**TASK INSTRUCTIONS**
What is the number of lines in the data that include the string "Spacing"? Give it by itself.

**EXTRACTED DATA**

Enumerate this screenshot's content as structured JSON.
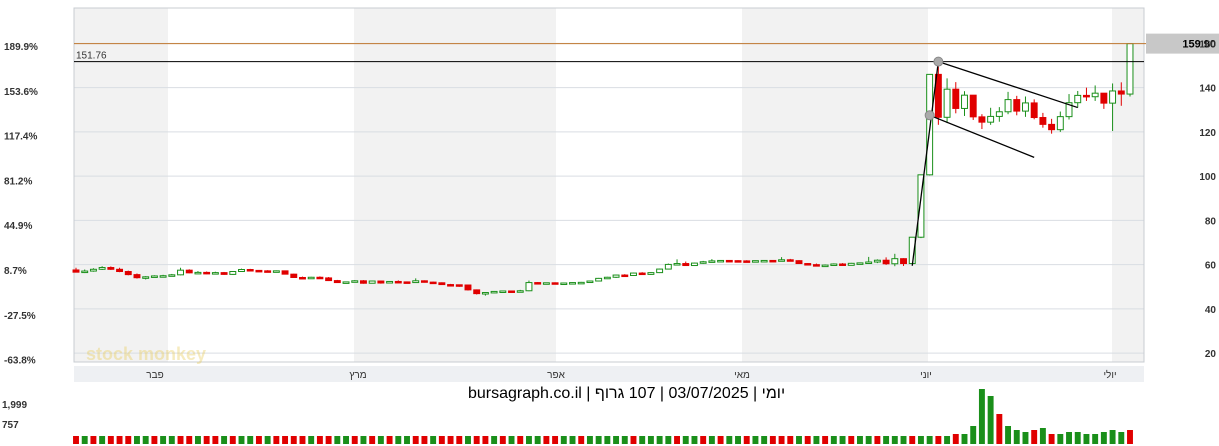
{
  "chart_data": {
    "type": "candlestick",
    "caption": "יומי | 03/07/2025 | 107 גרוף | bursagraph.co.il",
    "watermark": "stock monkey",
    "months": [
      "פבר",
      "מרץ",
      "אפר",
      "מאי",
      "יוני",
      "יולי"
    ],
    "y_right": {
      "ticks": [
        20,
        40,
        60,
        80,
        100,
        120,
        140,
        160
      ],
      "range": [
        16,
        176
      ]
    },
    "y_left_pct_ticks": [
      "189.9%",
      "153.6%",
      "117.4%",
      "81.2%",
      "44.9%",
      "8.7%",
      "-27.5%",
      "-63.8%"
    ],
    "volume_ticks": [
      "1,999",
      "757"
    ],
    "last_price_label": "159.90",
    "last_price": 159.9,
    "reference_level_label": "151.76",
    "reference_level": 151.76,
    "colors": {
      "up": "#1a8f1a",
      "down": "#e00000",
      "up_body": "#ffffff",
      "orange_line": "#c07830",
      "price_box": "#c8c8c8",
      "band": "#f2f2f2"
    },
    "candles": [
      [
        57.6,
        58.6,
        56.6,
        56.6
      ],
      [
        56.6,
        57.8,
        56.2,
        57.1
      ],
      [
        57.1,
        58.4,
        56.8,
        57.9
      ],
      [
        57.9,
        59.3,
        57.6,
        58.7
      ],
      [
        58.7,
        59.2,
        57.6,
        57.9
      ],
      [
        57.9,
        58.6,
        56.6,
        56.9
      ],
      [
        56.9,
        57.3,
        55.2,
        55.5
      ],
      [
        55.5,
        56.0,
        53.7,
        54.1
      ],
      [
        54.1,
        54.8,
        53.3,
        54.5
      ],
      [
        54.5,
        55.2,
        54.3,
        54.9
      ],
      [
        54.9,
        55.4,
        54.6,
        55.0
      ],
      [
        55.0,
        55.8,
        54.8,
        55.4
      ],
      [
        55.4,
        58.6,
        55.2,
        57.5
      ],
      [
        57.5,
        57.9,
        56.1,
        56.3
      ],
      [
        56.3,
        57.1,
        55.8,
        56.5
      ],
      [
        56.5,
        56.9,
        55.7,
        55.9
      ],
      [
        55.9,
        56.8,
        55.6,
        56.4
      ],
      [
        56.4,
        56.7,
        55.4,
        55.6
      ],
      [
        55.6,
        57.1,
        55.4,
        56.9
      ],
      [
        56.9,
        58.2,
        56.7,
        57.8
      ],
      [
        57.8,
        58.1,
        57.1,
        57.4
      ],
      [
        57.4,
        57.6,
        56.9,
        57.2
      ],
      [
        57.2,
        57.5,
        56.8,
        57.0
      ],
      [
        57.0,
        57.4,
        56.6,
        57.2
      ],
      [
        57.2,
        57.3,
        55.6,
        55.7
      ],
      [
        55.7,
        55.9,
        54.0,
        54.2
      ],
      [
        54.2,
        54.6,
        53.6,
        53.9
      ],
      [
        53.9,
        54.5,
        53.7,
        54.3
      ],
      [
        54.3,
        54.7,
        53.9,
        54.0
      ],
      [
        54.0,
        54.4,
        52.6,
        52.8
      ],
      [
        52.8,
        53.1,
        51.7,
        51.9
      ],
      [
        51.9,
        52.3,
        51.8,
        52.2
      ],
      [
        52.2,
        53.0,
        52.0,
        52.7
      ],
      [
        52.7,
        53.0,
        51.4,
        51.6
      ],
      [
        51.6,
        52.8,
        51.5,
        52.6
      ],
      [
        52.6,
        52.8,
        51.4,
        51.7
      ],
      [
        51.7,
        52.6,
        51.6,
        52.4
      ],
      [
        52.4,
        52.9,
        52.1,
        52.2
      ],
      [
        52.2,
        52.4,
        51.6,
        51.9
      ],
      [
        51.9,
        53.8,
        51.8,
        52.7
      ],
      [
        52.7,
        52.9,
        51.9,
        52.1
      ],
      [
        52.1,
        52.3,
        51.6,
        51.8
      ],
      [
        51.8,
        52.0,
        50.9,
        51.0
      ],
      [
        51.0,
        51.3,
        50.7,
        50.9
      ],
      [
        50.9,
        51.0,
        50.0,
        50.8
      ],
      [
        50.8,
        50.9,
        48.3,
        48.6
      ],
      [
        48.6,
        48.8,
        46.5,
        46.9
      ],
      [
        46.9,
        47.2,
        46.0,
        47.4
      ],
      [
        47.4,
        48.1,
        47.1,
        47.9
      ],
      [
        47.9,
        48.2,
        47.4,
        48.1
      ],
      [
        48.1,
        48.3,
        47.9,
        48.0
      ],
      [
        48.0,
        48.6,
        47.9,
        48.2
      ],
      [
        48.2,
        52.8,
        48.0,
        51.9
      ],
      [
        51.9,
        52.1,
        51.4,
        51.7
      ],
      [
        51.7,
        51.9,
        51.5,
        51.8
      ],
      [
        51.8,
        52.0,
        51.4,
        51.6
      ],
      [
        51.6,
        51.9,
        51.5,
        51.7
      ],
      [
        51.7,
        52.0,
        51.5,
        51.9
      ],
      [
        51.9,
        52.2,
        51.6,
        52.0
      ],
      [
        52.0,
        52.8,
        51.9,
        52.6
      ],
      [
        52.6,
        54.0,
        52.4,
        53.8
      ],
      [
        53.8,
        54.5,
        53.5,
        54.3
      ],
      [
        54.3,
        55.5,
        54.0,
        55.3
      ],
      [
        55.3,
        55.7,
        54.8,
        55.1
      ],
      [
        55.1,
        56.4,
        55.0,
        56.2
      ],
      [
        56.2,
        56.6,
        55.4,
        55.6
      ],
      [
        55.6,
        56.6,
        55.4,
        56.4
      ],
      [
        56.4,
        58.2,
        56.2,
        58.0
      ],
      [
        58.0,
        60.5,
        57.8,
        60.1
      ],
      [
        60.1,
        62.4,
        59.8,
        60.5
      ],
      [
        60.5,
        61.4,
        59.4,
        59.6
      ],
      [
        59.6,
        60.9,
        59.5,
        60.7
      ],
      [
        60.7,
        61.7,
        60.4,
        61.3
      ],
      [
        61.3,
        62.5,
        61.0,
        61.7
      ],
      [
        61.7,
        62.1,
        61.4,
        61.9
      ],
      [
        61.9,
        62.1,
        61.5,
        61.8
      ],
      [
        61.8,
        62.0,
        61.5,
        61.7
      ],
      [
        61.7,
        62.0,
        61.4,
        61.6
      ],
      [
        61.6,
        61.9,
        61.4,
        61.8
      ],
      [
        61.8,
        62.0,
        61.6,
        61.9
      ],
      [
        61.9,
        62.1,
        61.5,
        61.7
      ],
      [
        61.7,
        63.4,
        61.6,
        62.2
      ],
      [
        62.2,
        62.6,
        61.5,
        61.8
      ],
      [
        61.8,
        62.0,
        60.3,
        60.5
      ],
      [
        60.5,
        60.7,
        59.8,
        60.0
      ],
      [
        60.0,
        60.5,
        59.3,
        59.5
      ],
      [
        59.5,
        60.1,
        59.2,
        59.8
      ],
      [
        59.8,
        60.6,
        59.6,
        60.3
      ],
      [
        60.3,
        60.7,
        59.5,
        59.7
      ],
      [
        59.7,
        60.8,
        59.6,
        60.6
      ],
      [
        60.6,
        61.0,
        60.2,
        60.8
      ],
      [
        60.8,
        63.5,
        60.6,
        61.2
      ],
      [
        61.2,
        62.4,
        60.7,
        62.0
      ],
      [
        62.0,
        63.3,
        59.9,
        60.4
      ],
      [
        60.4,
        64.9,
        59.3,
        62.7
      ],
      [
        62.7,
        62.9,
        59.4,
        60.5
      ],
      [
        60.5,
        70.8,
        60.3,
        72.4
      ],
      [
        72.4,
        98.2,
        72.0,
        100.6
      ],
      [
        100.6,
        141.9,
        100.3,
        146.0
      ],
      [
        146.0,
        151.0,
        123.2,
        126.6
      ],
      [
        126.6,
        144.2,
        124.0,
        139.3
      ],
      [
        139.3,
        142.5,
        128.4,
        130.6
      ],
      [
        130.6,
        138.4,
        127.2,
        136.6
      ],
      [
        136.6,
        135.7,
        125.4,
        126.8
      ],
      [
        126.8,
        128.0,
        121.3,
        124.4
      ],
      [
        124.4,
        130.9,
        123.2,
        127.0
      ],
      [
        127.0,
        131.2,
        124.6,
        129.1
      ],
      [
        129.1,
        138.1,
        128.0,
        134.6
      ],
      [
        134.6,
        136.3,
        127.5,
        129.4
      ],
      [
        129.4,
        136.0,
        126.8,
        133.1
      ],
      [
        133.1,
        134.7,
        125.7,
        126.5
      ],
      [
        126.5,
        128.6,
        121.9,
        123.4
      ],
      [
        123.4,
        125.9,
        119.2,
        121.0
      ],
      [
        121.0,
        129.2,
        120.0,
        126.9
      ],
      [
        126.9,
        137.1,
        125.6,
        133.2
      ],
      [
        133.2,
        138.5,
        131.0,
        136.5
      ],
      [
        136.5,
        140.0,
        134.0,
        135.9
      ],
      [
        135.9,
        141.0,
        134.0,
        137.5
      ],
      [
        137.5,
        136.3,
        130.4,
        133.0
      ],
      [
        133.0,
        141.9,
        120.4,
        138.5
      ],
      [
        138.5,
        142.4,
        131.8,
        137.1
      ],
      [
        137.1,
        158.0,
        136.0,
        159.9
      ]
    ],
    "volume": [
      "r",
      "g",
      "r",
      "g",
      "r",
      "r",
      "r",
      "g",
      "g",
      "r",
      "g",
      "g",
      "r",
      "r",
      "g",
      "r",
      "r",
      "g",
      "r",
      "g",
      "g",
      "r",
      "g",
      "r",
      "r",
      "r",
      "r",
      "g",
      "r",
      "r",
      "g",
      "g",
      "r",
      "g",
      "r",
      "g",
      "r",
      "g",
      "g",
      "r",
      "r",
      "g",
      "r",
      "r",
      "r",
      "g",
      "r",
      "r",
      "g",
      "r",
      "g",
      "r",
      "g",
      "g",
      "r",
      "r",
      "g",
      "g",
      "r",
      "g",
      "g",
      "g",
      "g",
      "g",
      "r",
      "g",
      "g",
      "g",
      "g",
      "r",
      "g",
      "g",
      "r",
      "g",
      "r",
      "g",
      "g",
      "r",
      "g",
      "g",
      "r",
      "r",
      "r",
      "g",
      "r",
      "g",
      "r",
      "g",
      "g",
      "r",
      "g",
      "g",
      "r",
      "g",
      "g",
      "g",
      "r",
      "g",
      "g",
      "r",
      "g",
      "r",
      "g",
      "g",
      "g",
      "g",
      "r",
      "g",
      "g",
      "g",
      "r",
      "g",
      "r",
      "g",
      "g",
      "g",
      "g",
      "g",
      "g",
      "g",
      "g",
      "r",
      "g",
      "g"
    ],
    "volume_heights": [
      8,
      8,
      8,
      8,
      8,
      8,
      8,
      8,
      8,
      8,
      8,
      8,
      8,
      8,
      8,
      8,
      8,
      8,
      8,
      8,
      8,
      8,
      8,
      8,
      8,
      8,
      8,
      8,
      8,
      8,
      8,
      8,
      8,
      8,
      8,
      8,
      8,
      8,
      8,
      8,
      8,
      8,
      8,
      8,
      8,
      8,
      8,
      8,
      8,
      8,
      8,
      8,
      8,
      8,
      8,
      8,
      8,
      8,
      8,
      8,
      8,
      8,
      8,
      8,
      8,
      8,
      8,
      8,
      8,
      8,
      8,
      8,
      8,
      8,
      8,
      8,
      8,
      8,
      8,
      8,
      8,
      8,
      8,
      8,
      8,
      8,
      8,
      8,
      8,
      8,
      8,
      8,
      8,
      8,
      8,
      8,
      8,
      8,
      8,
      8,
      8,
      10,
      10,
      18,
      55,
      48,
      30,
      18,
      14,
      12,
      14,
      16,
      10,
      10,
      12,
      12,
      10,
      10,
      12,
      14,
      12,
      14,
      16,
      36
    ]
  }
}
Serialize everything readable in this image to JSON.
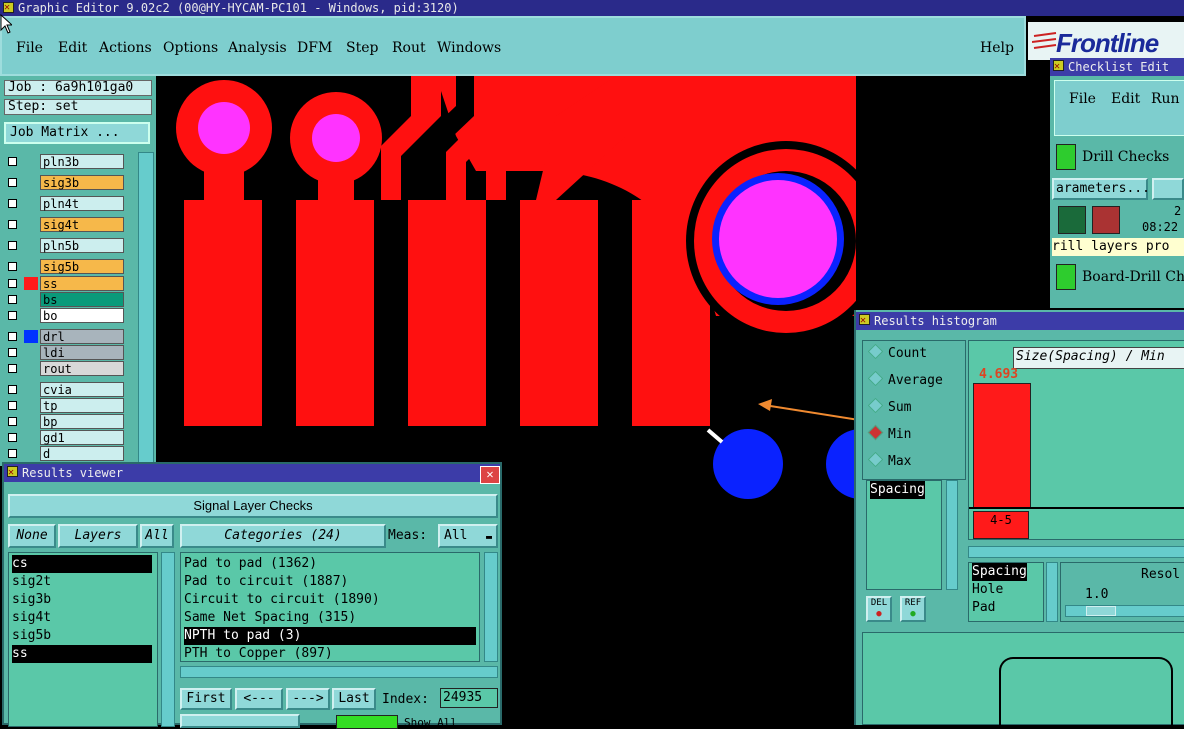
{
  "window_title": "Graphic Editor 9.02c2 (00@HY-HYCAM-PC101 - Windows, pid:3120)",
  "menu": [
    "File",
    "Edit",
    "Actions",
    "Options",
    "Analysis",
    "DFM",
    "Step",
    "Rout",
    "Windows"
  ],
  "menu_help": "Help",
  "brand": "Frontline",
  "job": "Job : 6a9h101ga0",
  "step": "Step: set",
  "job_matrix": "Job Matrix ...",
  "layers": [
    {
      "name": "pln3b",
      "color": "#cceeee",
      "swatch": ""
    },
    {
      "name": "sig3b",
      "color": "#f6b84a",
      "swatch": ""
    },
    {
      "name": "pln4t",
      "color": "#cceeee",
      "swatch": ""
    },
    {
      "name": "sig4t",
      "color": "#f6b84a",
      "swatch": ""
    },
    {
      "name": "pln5b",
      "color": "#cceeee",
      "swatch": ""
    },
    {
      "name": "sig5b",
      "color": "#f6b84a",
      "swatch": ""
    },
    {
      "name": "ss",
      "color": "#f6b84a",
      "swatch": "#ff1a1a"
    },
    {
      "name": "bs",
      "color": "#0a9a7a",
      "swatch": ""
    },
    {
      "name": "bo",
      "color": "#ffffff",
      "swatch": ""
    },
    {
      "name": "drl",
      "color": "#a8b4bc",
      "swatch": "#0033ff"
    },
    {
      "name": "ldi",
      "color": "#a8b4bc",
      "swatch": ""
    },
    {
      "name": "rout",
      "color": "#d8d8d8",
      "swatch": ""
    },
    {
      "name": "cvia",
      "color": "#cceeee",
      "swatch": ""
    },
    {
      "name": "tp",
      "color": "#cceeee",
      "swatch": ""
    },
    {
      "name": "bp",
      "color": "#cceeee",
      "swatch": ""
    },
    {
      "name": "gd1",
      "color": "#cceeee",
      "swatch": ""
    },
    {
      "name": "d",
      "color": "#cceeee",
      "swatch": ""
    }
  ],
  "results_viewer": {
    "title": "Results viewer",
    "header": "Signal Layer Checks",
    "none": "None",
    "layers_label": "Layers",
    "all": "All",
    "layer_list": [
      "cs",
      "sig2t",
      "sig3b",
      "sig4t",
      "sig5b",
      "ss"
    ],
    "categories": "Categories (24)",
    "meas_label": "Meas:",
    "meas_value": "All",
    "category_list": [
      "Pad to pad (1362)",
      "Pad to circuit (1887)",
      "Circuit to circuit (1890)",
      "Same Net Spacing (315)",
      "NPTH to pad (3)",
      "PTH to Copper (897)"
    ],
    "first": "First",
    "prev": "<---",
    "next": "--->",
    "last": "Last",
    "index_label": "Index:",
    "index_value": "24935",
    "show_all": "Show All"
  },
  "checklist": {
    "title": "Checklist Edit",
    "menu": [
      "File",
      "Edit",
      "Run"
    ],
    "drill_checks": "Drill Checks",
    "parameters": "arameters...",
    "time": "08:22",
    "date_frag": "2",
    "drill_text": "rill layers pro",
    "board_drill": "Board-Drill Che"
  },
  "histogram": {
    "title": "Results histogram",
    "options": [
      "Count",
      "Average",
      "Sum",
      "Min",
      "Max"
    ],
    "selected": "Min",
    "size_label": "Size(Spacing) / Min",
    "bar_value": "4.693",
    "bin_label": "4-5",
    "list1": [
      "Spacing"
    ],
    "list2": [
      "Spacing",
      "Hole",
      "Pad"
    ],
    "del": "DEL",
    "ref": "REF",
    "resol_label": "Resol",
    "resol_value": "1.0"
  }
}
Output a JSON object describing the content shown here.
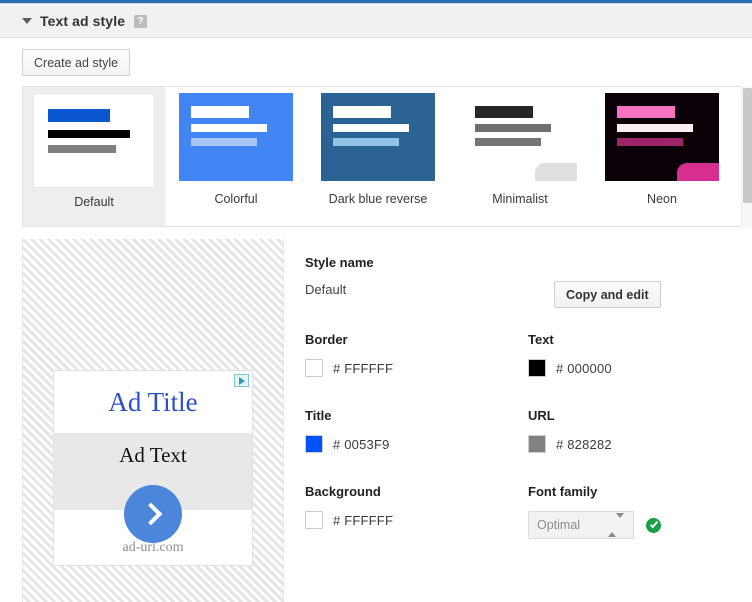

**RESULT FOR THIS EXERCISE**
4